> EXERCISE INSTRUCTIONS
Could you copy out every line of the data where the word "kana" occurs?

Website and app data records
--------

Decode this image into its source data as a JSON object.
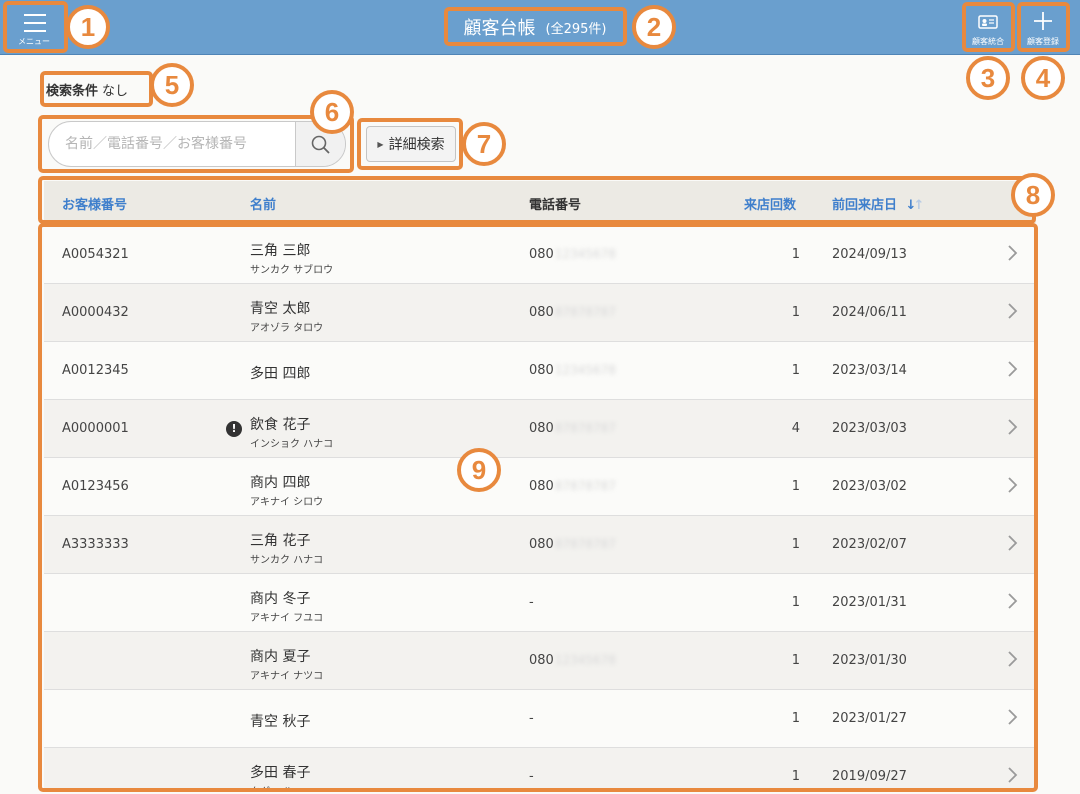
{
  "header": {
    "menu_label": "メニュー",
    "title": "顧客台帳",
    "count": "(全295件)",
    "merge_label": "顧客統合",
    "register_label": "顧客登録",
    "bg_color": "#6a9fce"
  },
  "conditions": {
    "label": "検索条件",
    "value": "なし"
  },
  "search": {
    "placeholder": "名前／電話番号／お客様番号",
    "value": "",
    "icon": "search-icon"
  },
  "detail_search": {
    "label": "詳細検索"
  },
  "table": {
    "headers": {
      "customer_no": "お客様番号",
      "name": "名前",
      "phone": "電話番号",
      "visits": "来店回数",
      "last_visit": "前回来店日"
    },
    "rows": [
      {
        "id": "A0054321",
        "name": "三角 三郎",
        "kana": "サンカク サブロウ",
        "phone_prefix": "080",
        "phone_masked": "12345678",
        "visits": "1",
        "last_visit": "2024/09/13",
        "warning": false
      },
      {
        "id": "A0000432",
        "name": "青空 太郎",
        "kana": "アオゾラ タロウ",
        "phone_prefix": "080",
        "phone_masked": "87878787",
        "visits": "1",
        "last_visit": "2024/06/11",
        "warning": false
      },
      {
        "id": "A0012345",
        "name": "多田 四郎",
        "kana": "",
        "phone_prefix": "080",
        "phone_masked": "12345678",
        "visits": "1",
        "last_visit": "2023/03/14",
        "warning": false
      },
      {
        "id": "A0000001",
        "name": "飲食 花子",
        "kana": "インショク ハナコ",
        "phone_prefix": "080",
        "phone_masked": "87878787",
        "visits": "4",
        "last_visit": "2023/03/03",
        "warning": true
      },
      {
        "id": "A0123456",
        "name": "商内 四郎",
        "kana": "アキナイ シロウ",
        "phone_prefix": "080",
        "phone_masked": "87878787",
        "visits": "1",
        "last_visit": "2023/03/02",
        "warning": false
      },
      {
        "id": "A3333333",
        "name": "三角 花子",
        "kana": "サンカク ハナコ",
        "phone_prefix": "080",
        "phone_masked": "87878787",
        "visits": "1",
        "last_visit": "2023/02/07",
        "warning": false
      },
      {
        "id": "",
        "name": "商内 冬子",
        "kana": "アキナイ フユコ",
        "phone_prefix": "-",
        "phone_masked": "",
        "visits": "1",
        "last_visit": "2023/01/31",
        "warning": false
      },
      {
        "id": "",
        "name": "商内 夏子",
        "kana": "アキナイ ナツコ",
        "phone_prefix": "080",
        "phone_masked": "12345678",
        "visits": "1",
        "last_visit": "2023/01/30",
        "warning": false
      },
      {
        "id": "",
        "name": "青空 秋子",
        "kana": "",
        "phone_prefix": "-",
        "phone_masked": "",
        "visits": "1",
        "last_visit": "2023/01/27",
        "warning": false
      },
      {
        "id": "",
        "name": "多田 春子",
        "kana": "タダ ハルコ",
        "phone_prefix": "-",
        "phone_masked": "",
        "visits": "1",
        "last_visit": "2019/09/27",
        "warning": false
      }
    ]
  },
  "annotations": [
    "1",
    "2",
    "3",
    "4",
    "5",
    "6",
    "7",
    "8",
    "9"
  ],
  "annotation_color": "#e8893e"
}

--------

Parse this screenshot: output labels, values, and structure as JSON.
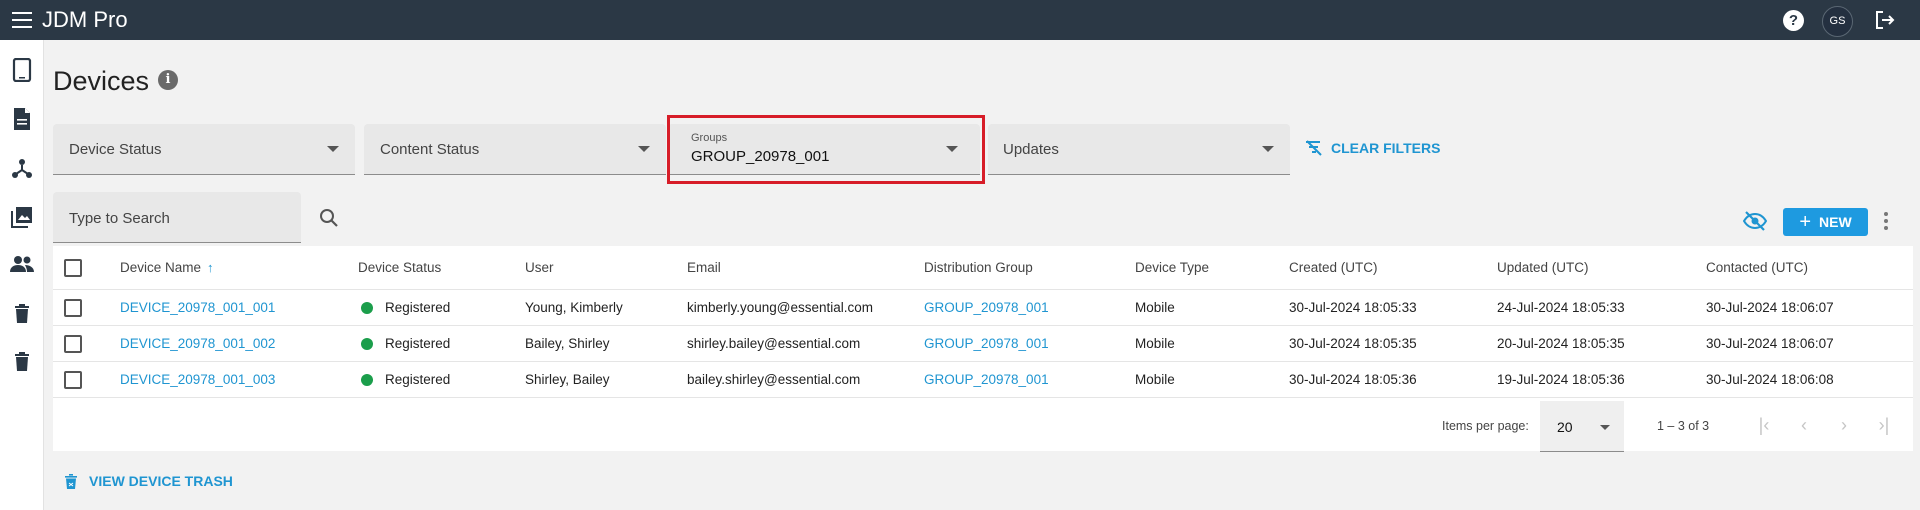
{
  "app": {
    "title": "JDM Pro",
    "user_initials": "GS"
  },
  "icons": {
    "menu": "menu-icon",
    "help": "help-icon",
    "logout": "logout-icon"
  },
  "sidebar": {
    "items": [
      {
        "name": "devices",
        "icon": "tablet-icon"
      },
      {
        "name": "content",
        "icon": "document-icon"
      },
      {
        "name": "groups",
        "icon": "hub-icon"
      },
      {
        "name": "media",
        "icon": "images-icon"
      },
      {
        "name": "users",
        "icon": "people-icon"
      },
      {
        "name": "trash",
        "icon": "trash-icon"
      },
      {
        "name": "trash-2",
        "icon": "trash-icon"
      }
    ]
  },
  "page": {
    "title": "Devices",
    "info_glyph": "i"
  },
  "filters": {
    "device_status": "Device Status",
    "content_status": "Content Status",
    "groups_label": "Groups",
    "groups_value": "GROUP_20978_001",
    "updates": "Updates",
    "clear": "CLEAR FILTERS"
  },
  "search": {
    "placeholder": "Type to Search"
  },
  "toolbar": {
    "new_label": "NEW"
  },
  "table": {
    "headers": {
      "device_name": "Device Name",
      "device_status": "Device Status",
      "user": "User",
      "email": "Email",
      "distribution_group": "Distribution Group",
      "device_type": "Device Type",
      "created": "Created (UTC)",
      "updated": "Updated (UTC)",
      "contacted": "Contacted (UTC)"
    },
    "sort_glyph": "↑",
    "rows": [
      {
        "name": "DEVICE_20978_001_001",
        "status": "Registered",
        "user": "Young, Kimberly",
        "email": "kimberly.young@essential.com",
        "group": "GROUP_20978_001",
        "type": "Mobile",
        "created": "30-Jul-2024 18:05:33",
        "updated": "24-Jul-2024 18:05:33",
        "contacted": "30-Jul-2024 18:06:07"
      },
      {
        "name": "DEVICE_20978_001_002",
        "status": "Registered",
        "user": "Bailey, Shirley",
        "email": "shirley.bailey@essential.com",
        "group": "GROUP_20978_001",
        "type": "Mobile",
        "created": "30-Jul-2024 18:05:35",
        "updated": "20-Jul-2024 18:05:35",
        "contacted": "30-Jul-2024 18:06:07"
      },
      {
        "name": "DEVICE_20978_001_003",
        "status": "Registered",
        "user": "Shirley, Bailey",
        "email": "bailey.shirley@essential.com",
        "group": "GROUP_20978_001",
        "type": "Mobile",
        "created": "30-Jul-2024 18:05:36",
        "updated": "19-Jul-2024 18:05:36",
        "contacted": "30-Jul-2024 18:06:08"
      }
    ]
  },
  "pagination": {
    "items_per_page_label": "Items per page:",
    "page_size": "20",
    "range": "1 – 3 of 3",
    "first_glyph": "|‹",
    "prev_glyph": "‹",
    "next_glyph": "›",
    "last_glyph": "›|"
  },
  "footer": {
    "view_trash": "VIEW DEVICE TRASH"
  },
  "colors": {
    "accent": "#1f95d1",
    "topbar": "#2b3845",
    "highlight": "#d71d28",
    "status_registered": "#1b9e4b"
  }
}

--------

> SOLUTION FOR THIS EXERCISE
        "kana": "サンカク サブロウ",
        "kana": "アオゾラ タロウ",
        "kana": "",
        "kana": "インショク ハナコ",
        "kana": "アキナイ シロウ",
        "kana": "サンカク ハナコ",
        "kana": "アキナイ フユコ",
        "kana": "アキナイ ナツコ",
        "kana": "",
        "kana": "タダ ハルコ",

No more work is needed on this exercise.